I have learned to take a breath, lest I focus on the trivial or fixate on the speck in my neighbor’s eye and miss the log in my own! I need to see these moments of anger and polarization in myself as a call to spiritual stature, lest I be a hypocrite, too, hating others’ absolutizing and absolutizing my own relative positions.
The passages from Isaiah and the Psalms aren’t any easier and can lend themselves in polarizing theology and preaching as well. Does God tear down God’s wall of protection as a result of our wrongdoing? Certainly, a lot of religious spokespersons stated that 9/11 and Katrina – and other natural disasters and terrorist acts – are a result of divine withdrawal. Can we forfeit God’s good will as a result of our actions, or do our actions limit what God can do in our lives and nation? And, which actions are destructive to our nation’s well-being and relationship to God – is it acceptance of homosexuality or persecution of GLBTQ persons that leads to divine withdrawal or might it be our inhospitality to refugees, complacency with economic injustice, or persecution of the GLBTQ community?
My own sense is that God is always on our side, but that our moving away from God limits what God can do. As Alfred North Whitehead asserts, God’s vision for us and the world is always the best for “that impasse,” ourselves and our unique context. Openness to God enables God to be more decisive in our lives. Failure to attend to God’s vision diminishes the energy of grace in our lives and this can have negative social and economic impacts that touch even the self-righteous. (For more the relationship between our actions and God’s presence in our lives and the world, see Bruce Epperly, Process Theology: Embracing Adventure with God and Process Theology: A Guide for the Perplexed.)
The passage from Hebrews realistically recognizes that our faith does not insure instant gratification.

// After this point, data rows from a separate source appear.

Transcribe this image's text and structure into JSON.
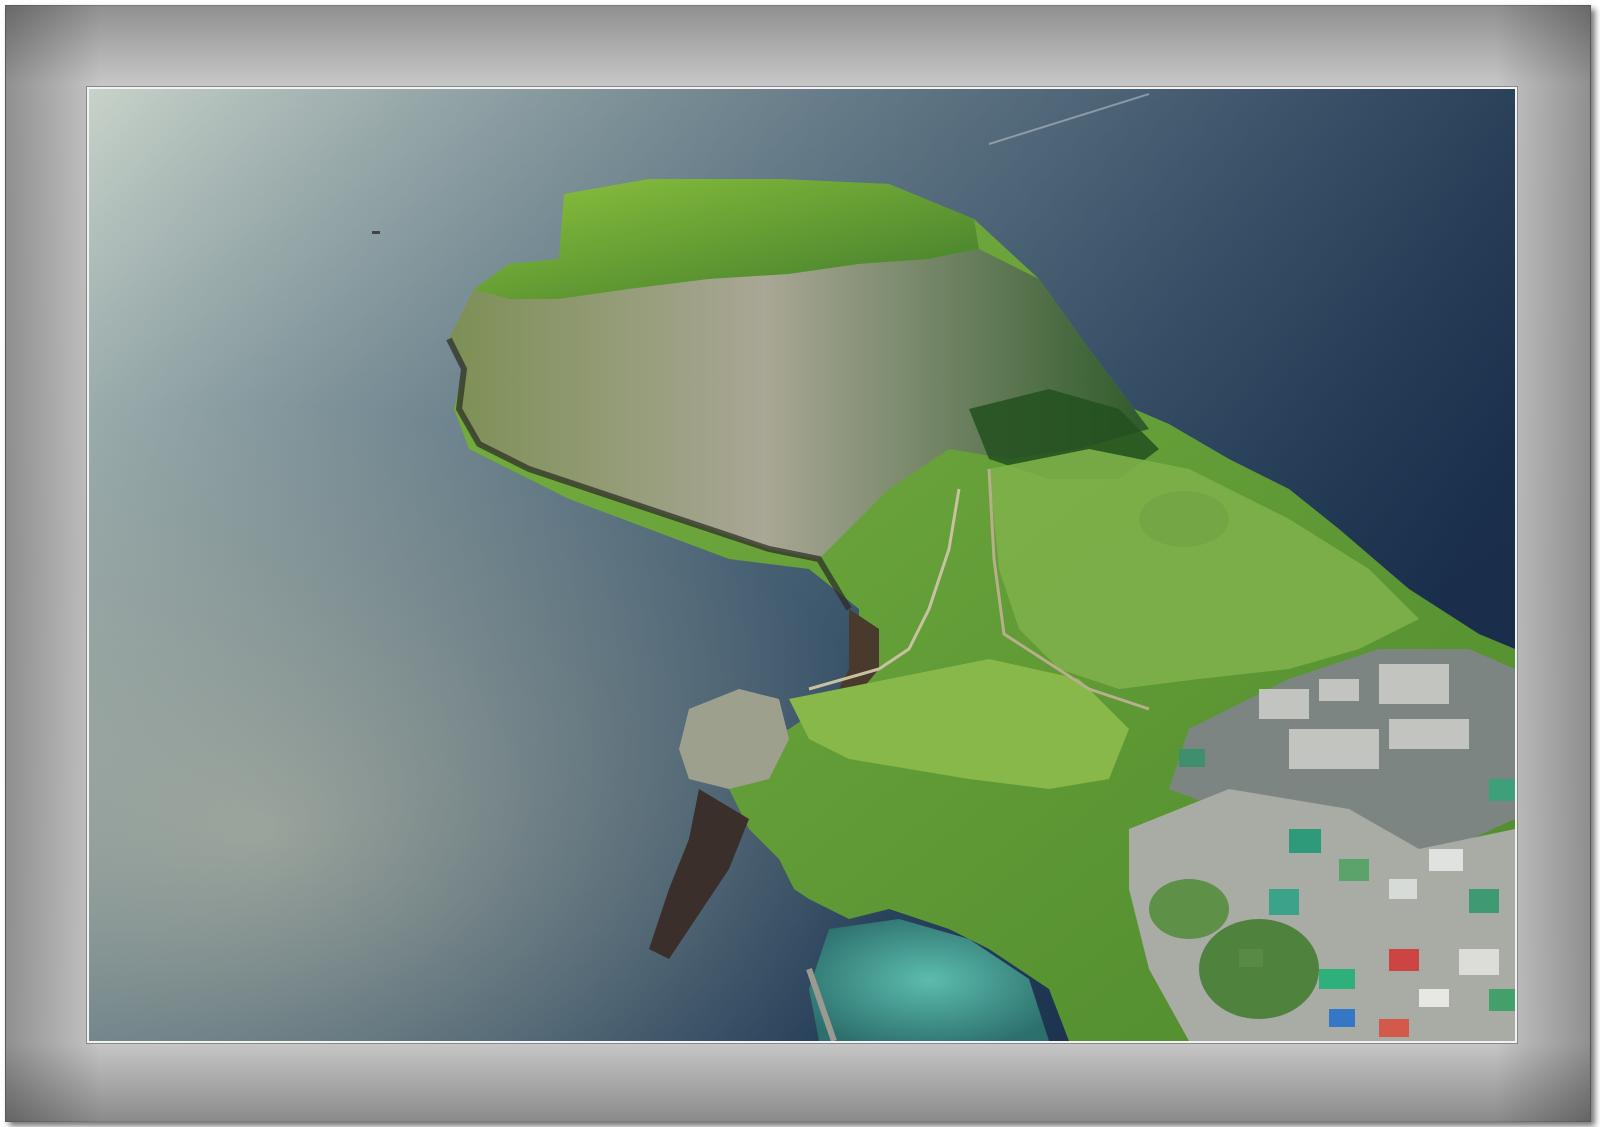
{
  "image": {
    "subject": "aerial-coastal-headland",
    "colors": {
      "frame": "#c4c4c4",
      "sea_light": "#b8c7bf",
      "sea_dark": "#1c3650",
      "grass": "#6fa23a",
      "cliff": "#8b8a78",
      "lagoon": "#4aa39a",
      "town": "#b6b8b4"
    }
  }
}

Faithful people still look toward the horizon, prayerfully hoping for God’s promises to be fulfilled, and they may wait a lifetime! Yet, God has something more for us than finite promises. God promises us life abundance and joy everlasting. Jesus’ own suffering reminds us to faithfully wait for the gifts God has in mind for us. This is not passivity but patience and trust that enable us to walk the walk and keep the faith even when the odds are against us. God will have the final word, and constantly surrounded by a cloud of witnesses, we may discern a way where there appears to be no way forward.
This has been a tough two weeks, and an agonizing thirty months. We need to recognize that challenge as well as consolation may come from following Jesus. We need to sit loose with our own viewpoints, even as we seek to manifest them in the world, working for justice and protesting injustice. We need to look for truth in positions with which we disagree and recognize that our own viewpoints have limitations, and may seem false to persons of good faith. Still, we continue the journey, trusting that God is at work in our lives, that our openness to God will give us new insights, and that our futures are in God’s hands, despite our imperfection and the imperfections of our congregations.
Bruce Epperly is a Cape Cod pastor, professor, and author of over fifty books, including “One World: The Lord’s Prayer from a Process Perspective,” “Jonah: When God Changes,” “Ruth and Esther: Women of Agency and Adventure,” and “Become Fire: Guideposts for Interspiritual Pilgrim.”